According to CNBC, as of June 14, over 650 people were arrested by ICE for violating federal immigration laws. In May 2018, the Trump administration announced a “zero tolerance” border enforcement policy that was focused on stopping illegal immigration directly at the border. This policy resulted in the separation of 2,053 minors as of June 20, according to a fact sheet released by the U.S. Health and Human Services Office of Refugee Resettlement. On Thursday, August 23, as part of a weekly status report released by the administration, it was reported that 1,923 out of the updated 2,654 children were reunified with their families. However, that still leaves about 700 children separated and being held either in foster care or the detention facilities across the U.S.
On June 26, U.S. District Court Judge Dana Sabraw of California ordered the government to return the separated children to their families within 30 days if they are older than five, and 14 days if they are younger than 5. It is unclear if this order has been effective because of inadequate records of the children in the detention centers.
This mass deportation and detention of illegal immigrant families and children is upsetting to many including junior Ilana Rubin.
“I think it is completely unfair that so many families are being separated. Even though the president passed the order to stop the separation of families, not much headway has been made in terms of reuniting families, which is awful, especially because most of the kids are so young,” Rubin said
As of August 30, the Mendicino, Carr, and Ferguson fires have burned a total of 785,654 acres across California since the start of the Ferguson fire near Yosemite National Park on July 13 according to Cal Fire and InciWeb.
The Ferguson fire was the smallest of the three fires this summer, burning 96,901 acres from July 13 to August 19. Despite being the first fire to be completely contained, many firefighters were injured and at least two fatalities were reported. On August 12, the fire advisement for Yosemite West was lifted, and visitors with reservations were permitted to enter the park again. Restoration is starting, but a long way from being complete.

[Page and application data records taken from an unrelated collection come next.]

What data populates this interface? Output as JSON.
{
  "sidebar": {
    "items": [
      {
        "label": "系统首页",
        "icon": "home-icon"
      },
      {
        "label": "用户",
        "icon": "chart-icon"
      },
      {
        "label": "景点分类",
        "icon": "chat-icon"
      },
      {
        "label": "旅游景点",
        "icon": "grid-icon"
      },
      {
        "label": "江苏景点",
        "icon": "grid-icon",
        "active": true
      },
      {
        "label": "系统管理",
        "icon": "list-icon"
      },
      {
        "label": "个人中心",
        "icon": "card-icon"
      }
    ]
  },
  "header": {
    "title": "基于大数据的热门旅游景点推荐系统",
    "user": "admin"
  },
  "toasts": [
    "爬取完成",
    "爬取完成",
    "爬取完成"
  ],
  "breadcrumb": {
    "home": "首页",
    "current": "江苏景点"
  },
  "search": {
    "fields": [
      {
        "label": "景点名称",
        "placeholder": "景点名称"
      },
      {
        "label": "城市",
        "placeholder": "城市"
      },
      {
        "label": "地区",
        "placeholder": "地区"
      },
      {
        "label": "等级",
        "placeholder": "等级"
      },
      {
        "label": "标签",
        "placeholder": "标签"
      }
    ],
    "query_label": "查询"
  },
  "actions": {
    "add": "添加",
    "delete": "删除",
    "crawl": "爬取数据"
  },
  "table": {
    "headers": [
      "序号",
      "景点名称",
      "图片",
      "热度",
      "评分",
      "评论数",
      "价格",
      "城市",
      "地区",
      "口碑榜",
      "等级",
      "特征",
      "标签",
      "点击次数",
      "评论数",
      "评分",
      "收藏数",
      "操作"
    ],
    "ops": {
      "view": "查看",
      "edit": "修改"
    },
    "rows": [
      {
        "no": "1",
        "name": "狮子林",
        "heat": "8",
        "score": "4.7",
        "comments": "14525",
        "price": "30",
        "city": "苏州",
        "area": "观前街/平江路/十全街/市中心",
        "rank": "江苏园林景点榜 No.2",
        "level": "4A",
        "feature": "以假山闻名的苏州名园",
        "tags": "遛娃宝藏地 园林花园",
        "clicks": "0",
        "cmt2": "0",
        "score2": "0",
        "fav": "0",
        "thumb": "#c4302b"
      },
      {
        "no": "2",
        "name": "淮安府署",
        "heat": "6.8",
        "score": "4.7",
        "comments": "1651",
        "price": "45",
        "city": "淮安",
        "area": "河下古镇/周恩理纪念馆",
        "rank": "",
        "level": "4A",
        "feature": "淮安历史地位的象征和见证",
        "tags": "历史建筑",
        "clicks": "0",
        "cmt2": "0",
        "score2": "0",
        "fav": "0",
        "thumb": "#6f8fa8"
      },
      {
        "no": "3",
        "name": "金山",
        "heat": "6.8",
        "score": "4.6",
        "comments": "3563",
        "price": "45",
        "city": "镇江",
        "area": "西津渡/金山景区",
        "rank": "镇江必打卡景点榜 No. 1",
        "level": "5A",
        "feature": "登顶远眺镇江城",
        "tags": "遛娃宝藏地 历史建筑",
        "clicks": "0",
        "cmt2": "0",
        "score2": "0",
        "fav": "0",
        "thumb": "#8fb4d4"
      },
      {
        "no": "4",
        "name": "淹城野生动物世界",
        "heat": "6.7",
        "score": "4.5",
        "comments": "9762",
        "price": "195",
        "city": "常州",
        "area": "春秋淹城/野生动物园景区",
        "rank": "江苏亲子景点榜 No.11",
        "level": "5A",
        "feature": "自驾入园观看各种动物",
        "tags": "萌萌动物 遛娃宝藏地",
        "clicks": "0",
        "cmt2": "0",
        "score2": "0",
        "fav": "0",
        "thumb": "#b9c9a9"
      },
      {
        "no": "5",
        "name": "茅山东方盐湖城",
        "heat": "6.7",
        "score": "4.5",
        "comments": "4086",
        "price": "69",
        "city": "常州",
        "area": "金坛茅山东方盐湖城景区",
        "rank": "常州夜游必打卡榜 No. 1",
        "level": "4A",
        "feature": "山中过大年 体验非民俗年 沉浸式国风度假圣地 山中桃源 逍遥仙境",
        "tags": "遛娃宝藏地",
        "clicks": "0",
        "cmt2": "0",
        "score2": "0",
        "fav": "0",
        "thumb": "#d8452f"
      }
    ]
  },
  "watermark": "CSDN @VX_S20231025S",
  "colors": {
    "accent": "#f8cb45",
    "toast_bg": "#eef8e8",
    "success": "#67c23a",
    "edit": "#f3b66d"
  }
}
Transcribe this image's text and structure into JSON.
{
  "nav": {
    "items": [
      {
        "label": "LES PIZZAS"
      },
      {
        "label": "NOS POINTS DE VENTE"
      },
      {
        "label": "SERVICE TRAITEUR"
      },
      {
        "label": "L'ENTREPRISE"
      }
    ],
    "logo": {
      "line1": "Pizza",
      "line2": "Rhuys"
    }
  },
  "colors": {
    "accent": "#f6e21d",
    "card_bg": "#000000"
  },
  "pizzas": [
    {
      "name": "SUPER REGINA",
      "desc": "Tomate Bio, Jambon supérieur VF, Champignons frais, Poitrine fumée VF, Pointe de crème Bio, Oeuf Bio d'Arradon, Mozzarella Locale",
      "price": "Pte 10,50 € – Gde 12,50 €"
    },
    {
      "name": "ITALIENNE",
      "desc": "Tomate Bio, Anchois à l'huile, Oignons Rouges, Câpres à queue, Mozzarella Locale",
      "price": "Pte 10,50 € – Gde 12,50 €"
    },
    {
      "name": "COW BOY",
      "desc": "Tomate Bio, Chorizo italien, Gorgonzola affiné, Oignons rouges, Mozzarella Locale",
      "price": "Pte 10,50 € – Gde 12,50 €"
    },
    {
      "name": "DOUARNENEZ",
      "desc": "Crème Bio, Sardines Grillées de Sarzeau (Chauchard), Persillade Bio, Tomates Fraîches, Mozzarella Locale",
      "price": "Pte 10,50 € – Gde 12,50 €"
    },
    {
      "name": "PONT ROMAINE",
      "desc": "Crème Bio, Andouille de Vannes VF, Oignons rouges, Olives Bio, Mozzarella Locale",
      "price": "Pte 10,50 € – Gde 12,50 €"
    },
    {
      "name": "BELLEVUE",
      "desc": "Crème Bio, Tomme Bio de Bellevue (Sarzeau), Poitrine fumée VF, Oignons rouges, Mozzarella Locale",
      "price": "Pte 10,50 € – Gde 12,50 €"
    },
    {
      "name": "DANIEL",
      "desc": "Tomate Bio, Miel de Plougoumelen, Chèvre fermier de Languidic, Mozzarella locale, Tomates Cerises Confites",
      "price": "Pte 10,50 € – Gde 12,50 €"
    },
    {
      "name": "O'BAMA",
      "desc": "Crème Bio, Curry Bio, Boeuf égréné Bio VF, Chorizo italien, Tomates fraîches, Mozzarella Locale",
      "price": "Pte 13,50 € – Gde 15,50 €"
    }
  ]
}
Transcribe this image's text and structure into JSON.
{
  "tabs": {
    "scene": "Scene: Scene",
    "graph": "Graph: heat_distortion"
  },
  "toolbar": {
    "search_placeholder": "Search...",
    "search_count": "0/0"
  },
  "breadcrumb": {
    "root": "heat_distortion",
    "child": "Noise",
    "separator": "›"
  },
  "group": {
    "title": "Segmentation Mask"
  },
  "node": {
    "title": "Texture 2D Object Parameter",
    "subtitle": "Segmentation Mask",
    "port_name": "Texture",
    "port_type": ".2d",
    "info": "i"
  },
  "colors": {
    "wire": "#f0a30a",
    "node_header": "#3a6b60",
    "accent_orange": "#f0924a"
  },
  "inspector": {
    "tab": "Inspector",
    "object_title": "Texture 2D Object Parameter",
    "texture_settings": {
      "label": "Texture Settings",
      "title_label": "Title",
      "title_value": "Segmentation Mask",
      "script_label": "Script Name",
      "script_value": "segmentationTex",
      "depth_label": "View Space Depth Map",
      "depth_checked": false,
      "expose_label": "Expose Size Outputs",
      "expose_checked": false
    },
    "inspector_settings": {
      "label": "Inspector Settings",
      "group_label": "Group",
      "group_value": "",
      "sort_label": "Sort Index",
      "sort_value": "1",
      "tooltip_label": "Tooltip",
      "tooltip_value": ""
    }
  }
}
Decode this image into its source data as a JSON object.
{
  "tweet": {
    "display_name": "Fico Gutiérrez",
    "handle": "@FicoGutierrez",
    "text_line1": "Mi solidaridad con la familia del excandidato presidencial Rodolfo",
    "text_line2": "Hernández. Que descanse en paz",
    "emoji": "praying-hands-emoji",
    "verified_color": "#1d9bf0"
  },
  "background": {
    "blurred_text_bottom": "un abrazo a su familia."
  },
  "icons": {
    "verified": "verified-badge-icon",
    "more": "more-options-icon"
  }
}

The Carr Fire near the cities of Redding and Mount Shasta has resulted in 229,651 acres of damage, starting on July 23, and being 98 percent contained as of August 30. Three firefighters have died, and 1079 residences, 22 commercial structures, and 503 outbuildings have been destroyed, as reported by Cal Fire.
“Over the summer my family had to cancel our trip to Redding to see our extended family and go houseboating on Lake Shasta because the air quality was so bad,” junior Katie Pope said.
The Mendocino Complex Fire on the coast is comprised of two different fires, the Ranch Fire which is 93 percent contained and the River Fire which was 100 percent contained as of August 16. Both fires started on July 27, and InciWeb expects complete containment by September 1. Three firefighters were injured and one was killed. 157 residences were destroyed, and the fire affected 459,102 acres total.
Crazy Rich Asians
August 15, Crazy Rich Asians, a film directed by Jon M. Chu, was released in theaters worldwide. This upbeat love story has stepped out of many stereotypical hollywood tendencies, as it is the first major production since The Joy Luck Club in 1993 to have an all-Asian cast.
The movie was filmed completely on location in Singapore and Malaysia, according to the motion picture’s website.
Rotten Tomatoes rates the film at 93 percent, reporting $23.9 million in box office revenue since it’s opening. The Critics Consensus said, “With a terrific cast and a surfeit of visual razzle dazzle, Crazy Rich Asians takes a satisfying step forward for screen representation while deftly drawing inspiration from the classic — and still effective — rom-com formula.”
Asian-Americans across the country, including junior Ella Say, hold this movie close to their hearts. “It’s like every good rom com movie mixed with a little gatsby. For me, representation never really struck me as something I never had until suddenly there was this incredible, funny, and clever movie that I could relate to as well. I think there’s tons of people around the world that are able to feel the same way which led to a huge amount of success,” Say said.